> [Work task]:
If a record holds a picture, skip the picture but print everything else exactly.

> [Excerpted records]:
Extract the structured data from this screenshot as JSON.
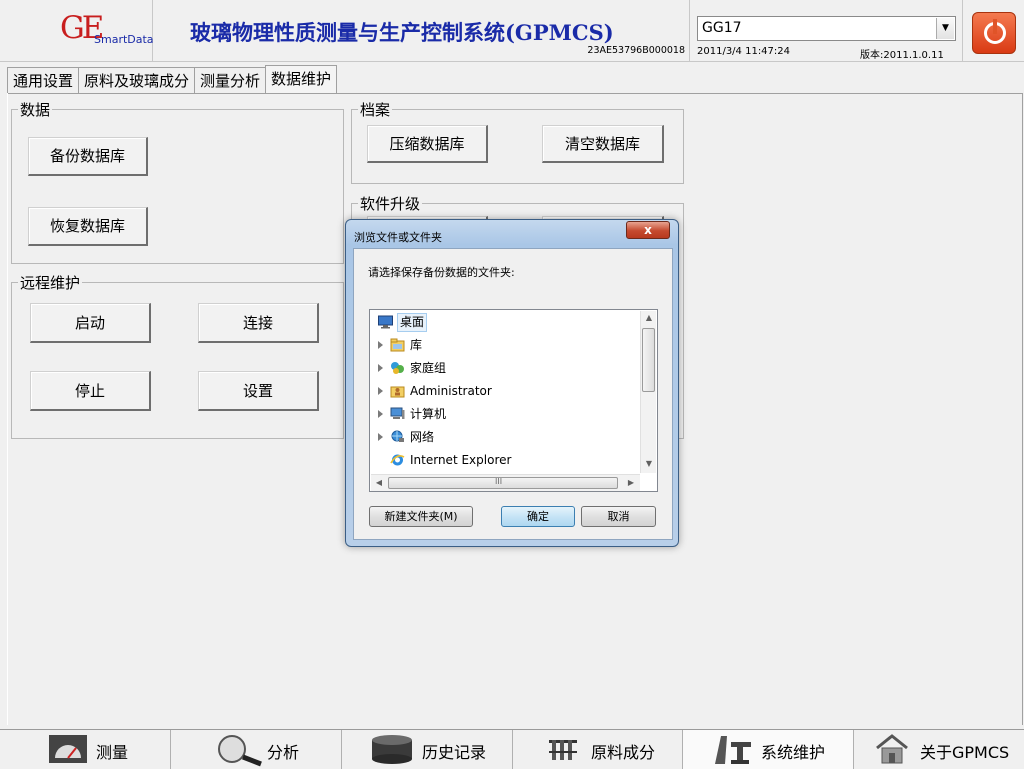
{
  "header": {
    "logo_ge": "GE",
    "logo_smart": "SmartData",
    "title": "玻璃物理性质测量与生产控制系统(GPMCS)",
    "serial": "23AE53796B000018",
    "combo_value": "GG17",
    "datetime": "2011/3/4 11:47:24",
    "version": "版本:2011.1.0.11"
  },
  "tabs": [
    {
      "label": "通用设置"
    },
    {
      "label": "原料及玻璃成分"
    },
    {
      "label": "测量分析"
    },
    {
      "label": "数据维护"
    }
  ],
  "groups": {
    "data": {
      "title": "数据",
      "backup": "备份数据库",
      "restore": "恢复数据库"
    },
    "archive": {
      "title": "档案",
      "compress": "压缩数据库",
      "clear": "清空数据库"
    },
    "upgrade": {
      "title": "软件升级"
    },
    "remote": {
      "title": "远程维护",
      "start": "启动",
      "connect": "连接",
      "stop": "停止",
      "settings": "设置"
    }
  },
  "dialog": {
    "title": "浏览文件或文件夹",
    "close": "x",
    "prompt": "请选择保存备份数据的文件夹:",
    "tree": [
      {
        "label": "桌面"
      },
      {
        "label": "库"
      },
      {
        "label": "家庭组"
      },
      {
        "label": "Administrator"
      },
      {
        "label": "计算机"
      },
      {
        "label": "网络"
      },
      {
        "label": "Internet Explorer"
      }
    ],
    "hscroll_grip": "III",
    "new_folder": "新建文件夹(M)",
    "ok": "确定",
    "cancel": "取消"
  },
  "bottom_nav": [
    {
      "label": "测量"
    },
    {
      "label": "分析"
    },
    {
      "label": "历史记录"
    },
    {
      "label": "原料成分"
    },
    {
      "label": "系统维护"
    },
    {
      "label": "关于GPMCS"
    }
  ]
}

> [Exercise response]:
Extract the structured data from this screenshot as JSON.
{
  "header": {
    "logo_ge": "GE",
    "logo_smart": "SmartData",
    "title": "玻璃物理性质测量与生产控制系统(GPMCS)",
    "serial": "23AE53796B000018",
    "combo_value": "GG17",
    "datetime": "2011/3/4 11:47:24",
    "version": "版本:2011.1.0.11"
  },
  "tabs": [
    {
      "label": "通用设置"
    },
    {
      "label": "原料及玻璃成分"
    },
    {
      "label": "测量分析"
    },
    {
      "label": "数据维护"
    }
  ],
  "groups": {
    "data": {
      "title": "数据",
      "backup": "备份数据库",
      "restore": "恢复数据库"
    },
    "archive": {
      "title": "档案",
      "compress": "压缩数据库",
      "clear": "清空数据库"
    },
    "upgrade": {
      "title": "软件升级"
    },
    "remote": {
      "title": "远程维护",
      "start": "启动",
      "connect": "连接",
      "stop": "停止",
      "settings": "设置"
    }
  },
  "dialog": {
    "title": "浏览文件或文件夹",
    "close": "x",
    "prompt": "请选择保存备份数据的文件夹:",
    "tree": [
      {
        "label": "桌面"
      },
      {
        "label": "库"
      },
      {
        "label": "家庭组"
      },
      {
        "label": "Administrator"
      },
      {
        "label": "计算机"
      },
      {
        "label": "网络"
      },
      {
        "label": "Internet Explorer"
      }
    ],
    "hscroll_grip": "III",
    "new_folder": "新建文件夹(M)",
    "ok": "确定",
    "cancel": "取消"
  },
  "bottom_nav": [
    {
      "label": "测量"
    },
    {
      "label": "分析"
    },
    {
      "label": "历史记录"
    },
    {
      "label": "原料成分"
    },
    {
      "label": "系统维护"
    },
    {
      "label": "关于GPMCS"
    }
  ]
}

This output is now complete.